Triangle startups seeking to move to the next level with an infusion of venture capital raised a paltry $17.4 million in the second quarter – the region’s third consecutive dismal performance.
The amount of funding raised by six Triangle companies outpaced the $11.8 million that four businesses attracted in the first quarter, according to new data being released Friday. But the first quarter was the worst in terms of dollars raised in more than a decade.
Moreover, the amount raised in the last three quarters combined – $60.4 million – is dwarfed by the $108.9 million raised by 10 Triangle companies in just the second quarter of 2011. The data issued Friday come from PricewaterhouseCoopers and the National Venture Capital Association, based on data supplied by Thomson Reuters.
The local venture capital results can fluctuate dramatically from quarter to quarter given the lack of a critical mass of companies that rely on venture funding. A single deal involving tens of millions of dollars, or the lack of one, makes an enormous difference.
Still, the last three quarters mark the worst stretch since The News & Observer began reporting the Triangle’s quarterly numbers in 1999.
“It’s upsetting because nationwide the numbers are quite good,” said Laura Robinette, a partner in PricewaterhouseCoopers’ Raleigh office.
Nationally, venture capitalists invested $7 billion in the second quarter, up 17 percent from the first quarter.
However, Robinette said, the life sciences sector, biotechnology and medical device companies, are a mainstay of the local startup scene, and they aren’t faring nearly as well. Investments in life sciences companies nationwide fell 9 percent in terms of dollars and 6 percent based on the number of deals in the second quarter. The $679 million invested in biotech in the quarter was the lowest total since the first quarter of 2003.

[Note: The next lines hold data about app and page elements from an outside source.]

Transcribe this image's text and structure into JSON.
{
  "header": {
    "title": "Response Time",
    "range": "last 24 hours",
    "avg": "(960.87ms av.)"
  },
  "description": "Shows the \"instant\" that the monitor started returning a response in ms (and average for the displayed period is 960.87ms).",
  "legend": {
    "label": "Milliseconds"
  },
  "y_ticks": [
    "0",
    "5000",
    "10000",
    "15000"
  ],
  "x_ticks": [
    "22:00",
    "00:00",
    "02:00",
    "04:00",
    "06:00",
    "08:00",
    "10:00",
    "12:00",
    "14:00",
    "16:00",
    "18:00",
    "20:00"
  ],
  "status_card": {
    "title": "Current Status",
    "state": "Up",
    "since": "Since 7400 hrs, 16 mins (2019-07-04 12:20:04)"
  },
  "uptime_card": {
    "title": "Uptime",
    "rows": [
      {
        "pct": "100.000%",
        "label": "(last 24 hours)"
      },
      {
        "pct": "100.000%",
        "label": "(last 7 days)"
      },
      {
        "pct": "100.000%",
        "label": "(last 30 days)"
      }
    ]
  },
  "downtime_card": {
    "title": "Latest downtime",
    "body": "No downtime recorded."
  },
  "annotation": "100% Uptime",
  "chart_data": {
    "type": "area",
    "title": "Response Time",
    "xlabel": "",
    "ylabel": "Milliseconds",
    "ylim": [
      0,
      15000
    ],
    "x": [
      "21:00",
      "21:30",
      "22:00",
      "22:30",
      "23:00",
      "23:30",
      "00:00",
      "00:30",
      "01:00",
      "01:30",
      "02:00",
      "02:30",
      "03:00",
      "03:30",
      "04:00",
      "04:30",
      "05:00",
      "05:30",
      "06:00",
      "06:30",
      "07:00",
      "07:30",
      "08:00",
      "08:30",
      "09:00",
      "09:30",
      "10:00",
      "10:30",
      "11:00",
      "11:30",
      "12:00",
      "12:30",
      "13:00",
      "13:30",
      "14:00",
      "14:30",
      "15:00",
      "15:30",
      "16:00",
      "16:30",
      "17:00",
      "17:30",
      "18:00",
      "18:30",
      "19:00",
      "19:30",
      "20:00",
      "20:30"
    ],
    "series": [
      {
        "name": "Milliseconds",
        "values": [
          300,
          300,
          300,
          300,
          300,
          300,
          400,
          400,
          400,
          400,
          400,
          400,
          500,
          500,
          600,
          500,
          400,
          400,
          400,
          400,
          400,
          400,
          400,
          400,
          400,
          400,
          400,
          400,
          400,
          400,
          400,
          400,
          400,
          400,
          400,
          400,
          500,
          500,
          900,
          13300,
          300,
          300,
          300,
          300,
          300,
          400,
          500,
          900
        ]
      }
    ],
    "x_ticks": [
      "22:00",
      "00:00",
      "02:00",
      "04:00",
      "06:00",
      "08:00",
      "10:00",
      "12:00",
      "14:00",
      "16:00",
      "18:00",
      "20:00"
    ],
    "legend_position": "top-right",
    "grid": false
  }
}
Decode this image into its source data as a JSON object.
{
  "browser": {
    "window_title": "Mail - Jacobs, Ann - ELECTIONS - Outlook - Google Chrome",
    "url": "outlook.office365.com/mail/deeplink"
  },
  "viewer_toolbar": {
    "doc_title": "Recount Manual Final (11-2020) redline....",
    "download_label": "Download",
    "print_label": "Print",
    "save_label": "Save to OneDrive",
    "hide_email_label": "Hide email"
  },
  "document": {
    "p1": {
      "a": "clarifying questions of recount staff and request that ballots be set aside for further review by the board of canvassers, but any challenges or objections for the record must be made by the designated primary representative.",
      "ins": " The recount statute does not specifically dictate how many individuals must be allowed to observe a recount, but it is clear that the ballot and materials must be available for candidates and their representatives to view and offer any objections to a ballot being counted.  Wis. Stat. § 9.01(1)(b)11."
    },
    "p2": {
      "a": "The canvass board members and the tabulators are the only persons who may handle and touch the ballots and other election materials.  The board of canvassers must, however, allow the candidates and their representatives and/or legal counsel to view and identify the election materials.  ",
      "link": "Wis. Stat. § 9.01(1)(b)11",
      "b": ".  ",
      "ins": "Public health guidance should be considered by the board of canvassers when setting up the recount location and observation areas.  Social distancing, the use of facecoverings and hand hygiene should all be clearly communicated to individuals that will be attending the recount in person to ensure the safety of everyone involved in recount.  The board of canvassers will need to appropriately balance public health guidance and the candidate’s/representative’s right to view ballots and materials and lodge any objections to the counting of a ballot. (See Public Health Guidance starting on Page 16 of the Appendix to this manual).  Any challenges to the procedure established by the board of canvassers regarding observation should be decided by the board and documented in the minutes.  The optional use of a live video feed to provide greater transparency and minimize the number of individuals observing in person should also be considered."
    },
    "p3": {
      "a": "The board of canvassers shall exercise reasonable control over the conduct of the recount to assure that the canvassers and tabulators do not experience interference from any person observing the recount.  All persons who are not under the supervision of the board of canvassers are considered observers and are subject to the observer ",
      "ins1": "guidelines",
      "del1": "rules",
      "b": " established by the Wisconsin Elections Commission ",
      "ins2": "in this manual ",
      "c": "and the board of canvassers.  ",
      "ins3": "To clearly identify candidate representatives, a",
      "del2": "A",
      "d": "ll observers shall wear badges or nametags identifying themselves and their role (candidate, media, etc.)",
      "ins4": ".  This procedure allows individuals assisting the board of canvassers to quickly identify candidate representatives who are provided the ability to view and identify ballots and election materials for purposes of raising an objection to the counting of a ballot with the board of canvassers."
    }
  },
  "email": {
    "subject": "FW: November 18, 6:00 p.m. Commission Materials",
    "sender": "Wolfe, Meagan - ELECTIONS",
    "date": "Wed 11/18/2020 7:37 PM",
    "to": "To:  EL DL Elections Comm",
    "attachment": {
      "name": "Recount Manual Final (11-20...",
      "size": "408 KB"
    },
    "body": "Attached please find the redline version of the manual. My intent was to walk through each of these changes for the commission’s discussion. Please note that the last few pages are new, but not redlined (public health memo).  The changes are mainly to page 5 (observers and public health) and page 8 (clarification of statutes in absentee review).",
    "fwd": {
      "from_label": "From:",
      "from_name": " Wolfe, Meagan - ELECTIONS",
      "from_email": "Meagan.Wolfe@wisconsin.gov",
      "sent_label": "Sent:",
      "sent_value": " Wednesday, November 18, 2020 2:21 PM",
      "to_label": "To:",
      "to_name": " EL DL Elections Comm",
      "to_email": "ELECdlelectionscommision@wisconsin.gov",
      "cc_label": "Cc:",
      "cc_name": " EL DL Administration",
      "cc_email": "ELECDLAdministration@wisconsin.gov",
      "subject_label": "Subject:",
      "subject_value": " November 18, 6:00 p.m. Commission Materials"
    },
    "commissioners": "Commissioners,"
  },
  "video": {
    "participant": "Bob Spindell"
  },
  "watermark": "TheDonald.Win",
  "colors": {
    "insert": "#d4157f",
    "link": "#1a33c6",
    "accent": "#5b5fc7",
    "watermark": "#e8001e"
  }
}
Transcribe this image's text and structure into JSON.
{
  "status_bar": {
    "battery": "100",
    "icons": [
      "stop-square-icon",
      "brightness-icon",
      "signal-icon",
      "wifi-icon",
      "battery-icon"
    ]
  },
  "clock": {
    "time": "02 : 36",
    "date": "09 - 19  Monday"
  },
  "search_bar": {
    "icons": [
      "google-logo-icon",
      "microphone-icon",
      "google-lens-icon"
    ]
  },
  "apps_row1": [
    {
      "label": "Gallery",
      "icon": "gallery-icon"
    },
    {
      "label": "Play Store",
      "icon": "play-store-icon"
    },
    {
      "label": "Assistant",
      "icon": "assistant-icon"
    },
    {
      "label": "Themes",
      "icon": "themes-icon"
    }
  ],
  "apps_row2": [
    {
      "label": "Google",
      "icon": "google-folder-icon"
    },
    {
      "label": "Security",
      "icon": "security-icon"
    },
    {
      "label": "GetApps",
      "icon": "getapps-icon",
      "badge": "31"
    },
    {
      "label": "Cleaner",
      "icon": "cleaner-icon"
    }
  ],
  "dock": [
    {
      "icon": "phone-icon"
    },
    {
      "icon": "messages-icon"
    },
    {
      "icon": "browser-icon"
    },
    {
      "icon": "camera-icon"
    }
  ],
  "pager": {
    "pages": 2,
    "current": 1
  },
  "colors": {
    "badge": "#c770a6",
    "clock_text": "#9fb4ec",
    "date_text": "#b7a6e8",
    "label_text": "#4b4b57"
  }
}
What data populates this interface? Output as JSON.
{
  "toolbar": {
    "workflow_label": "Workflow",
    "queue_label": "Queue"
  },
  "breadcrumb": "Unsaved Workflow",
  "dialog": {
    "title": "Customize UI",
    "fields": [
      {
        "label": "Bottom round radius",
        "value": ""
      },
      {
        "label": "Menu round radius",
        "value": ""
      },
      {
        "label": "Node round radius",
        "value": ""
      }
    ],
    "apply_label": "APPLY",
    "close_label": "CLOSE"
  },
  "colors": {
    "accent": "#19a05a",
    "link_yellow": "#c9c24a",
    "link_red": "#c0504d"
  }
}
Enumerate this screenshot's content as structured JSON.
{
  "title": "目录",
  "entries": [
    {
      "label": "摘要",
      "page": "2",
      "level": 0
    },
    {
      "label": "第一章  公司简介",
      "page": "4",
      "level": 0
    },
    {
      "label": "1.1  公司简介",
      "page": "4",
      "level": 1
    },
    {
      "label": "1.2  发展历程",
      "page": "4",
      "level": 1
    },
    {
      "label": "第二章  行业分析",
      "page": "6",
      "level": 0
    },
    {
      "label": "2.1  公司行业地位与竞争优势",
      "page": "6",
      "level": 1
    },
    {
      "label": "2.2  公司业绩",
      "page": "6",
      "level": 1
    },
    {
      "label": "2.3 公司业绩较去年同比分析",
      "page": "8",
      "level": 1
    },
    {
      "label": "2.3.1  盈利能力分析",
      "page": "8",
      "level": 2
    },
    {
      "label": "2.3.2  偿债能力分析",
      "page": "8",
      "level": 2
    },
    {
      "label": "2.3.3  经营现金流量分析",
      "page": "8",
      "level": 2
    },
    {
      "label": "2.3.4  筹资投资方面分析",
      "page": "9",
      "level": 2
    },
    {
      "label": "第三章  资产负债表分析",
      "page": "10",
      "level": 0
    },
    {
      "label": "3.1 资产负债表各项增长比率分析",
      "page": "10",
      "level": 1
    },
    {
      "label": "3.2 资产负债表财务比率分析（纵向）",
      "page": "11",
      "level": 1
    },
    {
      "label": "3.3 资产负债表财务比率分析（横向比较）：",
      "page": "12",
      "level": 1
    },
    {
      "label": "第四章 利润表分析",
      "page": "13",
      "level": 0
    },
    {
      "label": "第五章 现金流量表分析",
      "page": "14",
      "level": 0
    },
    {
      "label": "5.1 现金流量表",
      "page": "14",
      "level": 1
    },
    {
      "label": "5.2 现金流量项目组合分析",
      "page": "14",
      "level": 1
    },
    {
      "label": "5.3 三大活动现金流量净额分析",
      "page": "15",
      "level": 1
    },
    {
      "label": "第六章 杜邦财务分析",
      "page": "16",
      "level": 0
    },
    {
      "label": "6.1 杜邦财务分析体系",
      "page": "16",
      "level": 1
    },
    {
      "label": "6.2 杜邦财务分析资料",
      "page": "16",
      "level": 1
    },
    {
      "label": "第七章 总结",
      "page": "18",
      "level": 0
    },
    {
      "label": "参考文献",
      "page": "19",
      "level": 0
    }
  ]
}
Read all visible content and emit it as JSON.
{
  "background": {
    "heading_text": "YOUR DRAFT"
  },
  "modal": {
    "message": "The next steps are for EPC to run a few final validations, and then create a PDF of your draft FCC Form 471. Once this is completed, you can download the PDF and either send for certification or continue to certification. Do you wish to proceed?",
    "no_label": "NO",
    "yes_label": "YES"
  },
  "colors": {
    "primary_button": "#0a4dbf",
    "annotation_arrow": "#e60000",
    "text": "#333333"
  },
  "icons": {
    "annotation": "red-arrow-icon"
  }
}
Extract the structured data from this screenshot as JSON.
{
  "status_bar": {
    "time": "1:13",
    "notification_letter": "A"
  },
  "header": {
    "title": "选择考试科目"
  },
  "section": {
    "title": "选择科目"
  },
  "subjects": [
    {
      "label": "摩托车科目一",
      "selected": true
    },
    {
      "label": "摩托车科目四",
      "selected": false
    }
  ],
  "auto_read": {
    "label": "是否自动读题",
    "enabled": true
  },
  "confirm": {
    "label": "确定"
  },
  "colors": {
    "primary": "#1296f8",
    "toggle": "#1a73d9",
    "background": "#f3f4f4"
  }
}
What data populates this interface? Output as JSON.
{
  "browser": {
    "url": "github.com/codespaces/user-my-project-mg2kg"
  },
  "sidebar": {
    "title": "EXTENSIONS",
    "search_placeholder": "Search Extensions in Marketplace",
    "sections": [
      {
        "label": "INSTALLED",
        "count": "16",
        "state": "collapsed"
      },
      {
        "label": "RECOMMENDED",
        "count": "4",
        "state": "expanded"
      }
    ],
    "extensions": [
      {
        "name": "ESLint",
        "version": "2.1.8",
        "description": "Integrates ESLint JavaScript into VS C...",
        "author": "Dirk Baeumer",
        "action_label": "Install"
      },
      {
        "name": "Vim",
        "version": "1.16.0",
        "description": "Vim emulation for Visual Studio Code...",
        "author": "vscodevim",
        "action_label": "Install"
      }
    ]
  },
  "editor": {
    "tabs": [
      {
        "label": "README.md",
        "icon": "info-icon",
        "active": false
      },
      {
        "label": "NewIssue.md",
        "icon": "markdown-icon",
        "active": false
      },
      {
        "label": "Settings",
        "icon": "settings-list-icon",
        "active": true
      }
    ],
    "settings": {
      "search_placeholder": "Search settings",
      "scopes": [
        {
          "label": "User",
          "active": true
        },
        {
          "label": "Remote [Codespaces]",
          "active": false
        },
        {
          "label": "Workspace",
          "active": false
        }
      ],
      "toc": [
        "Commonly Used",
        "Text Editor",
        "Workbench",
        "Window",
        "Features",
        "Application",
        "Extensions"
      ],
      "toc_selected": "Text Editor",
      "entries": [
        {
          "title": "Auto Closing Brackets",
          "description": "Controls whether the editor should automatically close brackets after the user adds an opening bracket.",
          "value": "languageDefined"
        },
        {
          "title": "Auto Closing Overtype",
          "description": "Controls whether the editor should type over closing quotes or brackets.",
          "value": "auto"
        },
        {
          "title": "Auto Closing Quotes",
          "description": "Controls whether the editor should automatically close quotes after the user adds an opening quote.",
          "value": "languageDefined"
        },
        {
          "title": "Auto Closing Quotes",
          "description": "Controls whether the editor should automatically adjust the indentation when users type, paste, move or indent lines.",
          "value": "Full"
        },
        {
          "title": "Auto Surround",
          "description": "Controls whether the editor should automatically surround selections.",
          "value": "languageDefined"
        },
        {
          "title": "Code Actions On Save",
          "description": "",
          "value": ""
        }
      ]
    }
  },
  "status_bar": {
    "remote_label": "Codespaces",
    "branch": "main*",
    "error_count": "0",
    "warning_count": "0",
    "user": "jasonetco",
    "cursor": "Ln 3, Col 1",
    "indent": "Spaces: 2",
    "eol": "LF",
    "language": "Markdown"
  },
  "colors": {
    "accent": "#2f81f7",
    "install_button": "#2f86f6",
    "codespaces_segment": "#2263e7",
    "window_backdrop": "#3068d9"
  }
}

The survey numbers also don’t give a complete picture, Robinette said. That’s because so-called angel investors – wealthy individuals willing to plow some of their own money into startups – are a big part of the local investment scene, but their activity isn’t accounted for in the PWC/Venture Capital Association numbers unless they invest alongside venture capital firms.
“There are so many other good things going on around here,” she said.
The difficult venture capital environment is discouraging news for startups that rely on venture capital to develop new products or expand their sales and marketing efforts. Just this week Durham business software startup EvoApp shut down its operations after trying but failing to raise new funding.
However, CEO Kip Frey said EvoApp was a victim of specific circumstances: Its technology was outflanked by competitors, and that’s why it couldn’t attract new investors.
Jimmy Rosen, a venture capitalist with Durham’s Intersouth Partners, said life sciences firms have been taking it on the chin in the wake of the recession.
Not only have the number of venture capital firms contracted, he said, but early stage life sciences firms are the riskiest investments of all because it takes years for experimental drugs to win approval and the chances of success are iffy.
Rosen said Intersouth is working on “a pretty big deal” to finance a local life sciences company, but it is taking longer to put a syndicate of investors together than it would have in the past because of the funding environment.
Nor does Rosen see that environment improving soon.
“The biggest uncertainty that is affecting almost everything (throughout the economy) is the election,” Rosen said. “It’s pretty safe to say that nothing is going to change until after the election.”
The Triangle’s second-quarter venture capital numbers come with a couple of asterisks.
Durham drug-development company Argos Therapeutics raised $25 million in venture funding in April, but the survey reports that Argos raised $5 million in the quarter.
That “makes no sense at all,” said CEO Jeff Abbey.
Argos is getting its money in two phases: $9 million in April and another $16 million in August. Because the survey is limited to cash received by the company, it would make sense for the survey to report $9 million for Argos, Abbey said, but the $5 million figure is mystifying.
Likewise, the survey reports that EvoApp raised $765,000 in the second quarter, but Frey said that his company received no cash from investors during the quarter.
Regardless, adjusting for those discrepancies wouldn’t significantly change the Triangle’s dismal funding picture.